“At some point the intensity increased so much that we just had to leave,” she said. “We were sleeping under our furniture just to try and protect ourselves. Some of the families that stayed behind are now having to hide underground.”

"Our hope is for this ugly war to end."

Yemen’s west coast continues to be the highest source of new displacement, with 71 per cent originating from Al Hudaydah and Taizz governorates. Most people remain hosted by relatives or friends, trapped inside homes or in caves as ground clashes, aerial bombardment and sniper fire rage around them.

UNHCR, the UN Refugee Agency, is particularly concerned for those that remain in areas close to hostilities in Taizz and Hudaydah.

“As a result of prolonged fighting in those two governorates, conditions continue to rapidly deteriorate, exposing people to violence and disease, without basic services,” UNHCR spokesperson Cécile Pouilly told journalists in Geneva.

UNHCR is also observing a spike in new displacement from other frontline areas, including Yemen’s border governorates of Al Jawf and Hajjah.

Yemen. Internally Displaced people in a camp in Amran
Sawsan, 26, fled Saada with her family.

In Hajjah, which is already host to 19 per cent of Yemen’s two million internally displaced population, ongoing flare ups have seen nearly 2,000 people flee their homes in recent weeks.

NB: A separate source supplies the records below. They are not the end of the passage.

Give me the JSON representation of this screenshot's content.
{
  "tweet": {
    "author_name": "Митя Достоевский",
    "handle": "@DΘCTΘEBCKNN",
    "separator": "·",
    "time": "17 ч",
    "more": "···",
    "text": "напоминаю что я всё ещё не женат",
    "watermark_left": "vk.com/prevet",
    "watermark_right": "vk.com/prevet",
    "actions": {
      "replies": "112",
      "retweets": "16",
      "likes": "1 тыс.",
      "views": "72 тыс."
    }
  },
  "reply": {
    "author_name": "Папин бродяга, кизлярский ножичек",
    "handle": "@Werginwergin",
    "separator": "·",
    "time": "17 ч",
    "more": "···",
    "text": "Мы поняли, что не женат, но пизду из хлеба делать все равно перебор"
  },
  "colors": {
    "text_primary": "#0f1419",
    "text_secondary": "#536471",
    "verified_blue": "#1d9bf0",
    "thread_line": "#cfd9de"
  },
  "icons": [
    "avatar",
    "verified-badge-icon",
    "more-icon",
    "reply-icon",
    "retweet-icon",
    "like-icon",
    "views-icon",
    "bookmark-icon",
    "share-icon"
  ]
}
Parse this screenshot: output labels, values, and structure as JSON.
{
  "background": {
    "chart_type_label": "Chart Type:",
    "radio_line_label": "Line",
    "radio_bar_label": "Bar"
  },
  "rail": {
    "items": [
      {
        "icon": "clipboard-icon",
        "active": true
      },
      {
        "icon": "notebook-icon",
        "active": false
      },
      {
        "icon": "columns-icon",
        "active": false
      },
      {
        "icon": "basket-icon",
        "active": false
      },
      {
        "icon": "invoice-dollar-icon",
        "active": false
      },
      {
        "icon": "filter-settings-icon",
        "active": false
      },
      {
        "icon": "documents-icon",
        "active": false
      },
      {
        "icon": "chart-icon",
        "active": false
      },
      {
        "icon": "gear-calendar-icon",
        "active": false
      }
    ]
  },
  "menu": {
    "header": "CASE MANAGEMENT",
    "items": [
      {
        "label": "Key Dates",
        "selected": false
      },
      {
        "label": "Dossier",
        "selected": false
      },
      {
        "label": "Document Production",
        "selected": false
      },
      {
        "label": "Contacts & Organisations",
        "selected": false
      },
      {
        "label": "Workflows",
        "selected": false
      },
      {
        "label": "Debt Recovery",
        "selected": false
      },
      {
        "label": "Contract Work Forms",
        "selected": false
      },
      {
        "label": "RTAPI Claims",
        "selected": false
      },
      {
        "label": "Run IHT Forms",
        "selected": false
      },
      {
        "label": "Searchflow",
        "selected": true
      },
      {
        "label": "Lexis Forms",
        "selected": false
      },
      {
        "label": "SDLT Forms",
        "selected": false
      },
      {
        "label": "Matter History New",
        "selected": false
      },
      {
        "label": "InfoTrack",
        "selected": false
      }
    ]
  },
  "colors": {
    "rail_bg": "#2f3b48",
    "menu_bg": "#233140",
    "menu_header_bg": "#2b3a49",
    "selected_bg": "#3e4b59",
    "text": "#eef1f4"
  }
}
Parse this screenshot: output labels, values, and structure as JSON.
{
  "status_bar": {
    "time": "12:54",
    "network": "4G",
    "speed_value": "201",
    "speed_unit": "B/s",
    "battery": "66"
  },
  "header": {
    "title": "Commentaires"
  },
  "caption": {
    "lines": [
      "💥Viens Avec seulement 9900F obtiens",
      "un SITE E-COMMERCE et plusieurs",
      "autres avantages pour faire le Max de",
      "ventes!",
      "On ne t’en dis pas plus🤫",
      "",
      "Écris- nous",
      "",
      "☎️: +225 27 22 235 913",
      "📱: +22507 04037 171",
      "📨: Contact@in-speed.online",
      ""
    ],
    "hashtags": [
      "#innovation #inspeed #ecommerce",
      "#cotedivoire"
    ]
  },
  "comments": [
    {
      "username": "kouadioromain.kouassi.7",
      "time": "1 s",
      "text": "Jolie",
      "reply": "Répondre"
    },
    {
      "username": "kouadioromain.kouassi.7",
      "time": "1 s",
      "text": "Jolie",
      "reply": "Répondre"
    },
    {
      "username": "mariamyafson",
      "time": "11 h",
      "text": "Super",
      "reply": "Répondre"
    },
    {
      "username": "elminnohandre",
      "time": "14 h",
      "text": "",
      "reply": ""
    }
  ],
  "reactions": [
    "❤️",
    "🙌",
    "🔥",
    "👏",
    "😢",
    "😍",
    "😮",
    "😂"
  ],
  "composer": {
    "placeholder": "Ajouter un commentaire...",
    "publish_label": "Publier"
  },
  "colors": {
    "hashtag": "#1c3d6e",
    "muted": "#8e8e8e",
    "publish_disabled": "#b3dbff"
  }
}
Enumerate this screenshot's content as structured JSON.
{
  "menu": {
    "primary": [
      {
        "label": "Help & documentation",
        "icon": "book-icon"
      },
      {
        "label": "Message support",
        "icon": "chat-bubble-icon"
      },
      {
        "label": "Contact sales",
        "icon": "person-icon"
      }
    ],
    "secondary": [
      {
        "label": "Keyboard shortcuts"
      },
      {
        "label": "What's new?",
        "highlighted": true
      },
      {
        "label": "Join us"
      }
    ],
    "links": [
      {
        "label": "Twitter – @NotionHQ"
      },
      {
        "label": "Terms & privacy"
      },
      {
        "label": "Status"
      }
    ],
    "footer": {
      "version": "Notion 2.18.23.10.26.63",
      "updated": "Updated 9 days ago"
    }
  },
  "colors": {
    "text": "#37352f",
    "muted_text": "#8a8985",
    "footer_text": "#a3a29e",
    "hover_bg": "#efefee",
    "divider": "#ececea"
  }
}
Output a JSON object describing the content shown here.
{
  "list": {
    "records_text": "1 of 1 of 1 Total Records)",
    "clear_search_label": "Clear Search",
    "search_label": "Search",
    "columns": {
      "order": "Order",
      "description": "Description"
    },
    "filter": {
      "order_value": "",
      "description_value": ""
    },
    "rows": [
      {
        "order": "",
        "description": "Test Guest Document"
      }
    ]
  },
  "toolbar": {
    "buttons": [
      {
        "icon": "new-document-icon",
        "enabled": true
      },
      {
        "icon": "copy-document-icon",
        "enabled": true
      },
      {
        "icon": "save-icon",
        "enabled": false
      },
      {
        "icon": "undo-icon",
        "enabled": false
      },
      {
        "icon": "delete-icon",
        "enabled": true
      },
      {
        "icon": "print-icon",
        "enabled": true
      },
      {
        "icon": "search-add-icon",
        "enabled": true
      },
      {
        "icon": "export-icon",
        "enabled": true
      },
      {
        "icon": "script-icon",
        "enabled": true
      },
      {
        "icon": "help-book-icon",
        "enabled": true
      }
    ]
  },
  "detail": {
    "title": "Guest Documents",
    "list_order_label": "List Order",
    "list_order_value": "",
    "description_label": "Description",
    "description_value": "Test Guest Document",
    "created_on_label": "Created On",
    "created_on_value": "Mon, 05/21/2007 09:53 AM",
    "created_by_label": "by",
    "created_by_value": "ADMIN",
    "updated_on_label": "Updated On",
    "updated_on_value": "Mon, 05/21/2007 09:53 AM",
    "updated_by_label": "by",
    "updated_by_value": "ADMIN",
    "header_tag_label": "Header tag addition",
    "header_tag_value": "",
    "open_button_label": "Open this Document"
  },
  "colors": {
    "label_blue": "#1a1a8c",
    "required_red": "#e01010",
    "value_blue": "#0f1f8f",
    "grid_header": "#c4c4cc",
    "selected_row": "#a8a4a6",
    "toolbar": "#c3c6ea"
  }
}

Since the beginning of the conflict, UNHCR has been providing emergency assistance and protection services to vulnerable Yemenis on the ground. More than a million displaced men, women and children affected by the conflict have been provided with core relief items such as mattresses, blankets, sleeping mats, kitchen sets and wash buckets. However, funding is stretched and slow to trickle in.

For 2018, UNHCR is appealing for nearly $200 million to respond to critical and prioritised humanitarian needs. However, the agency has started the year with just three per cent of funding available.

For Fatemah Murai and her three orphaned granddaughters, who were displaced from Nihm – a district of the capital Sana’a and a flashpoint of the conflict – UNHCR’s help has become a lifeline.

“We lost our land, home and furniture and became homeless overnight – this is the first time we received assistance since we were displaced,” she said. “Our hope is for this ugly war to end and the warring sides to leave us to live in peace.”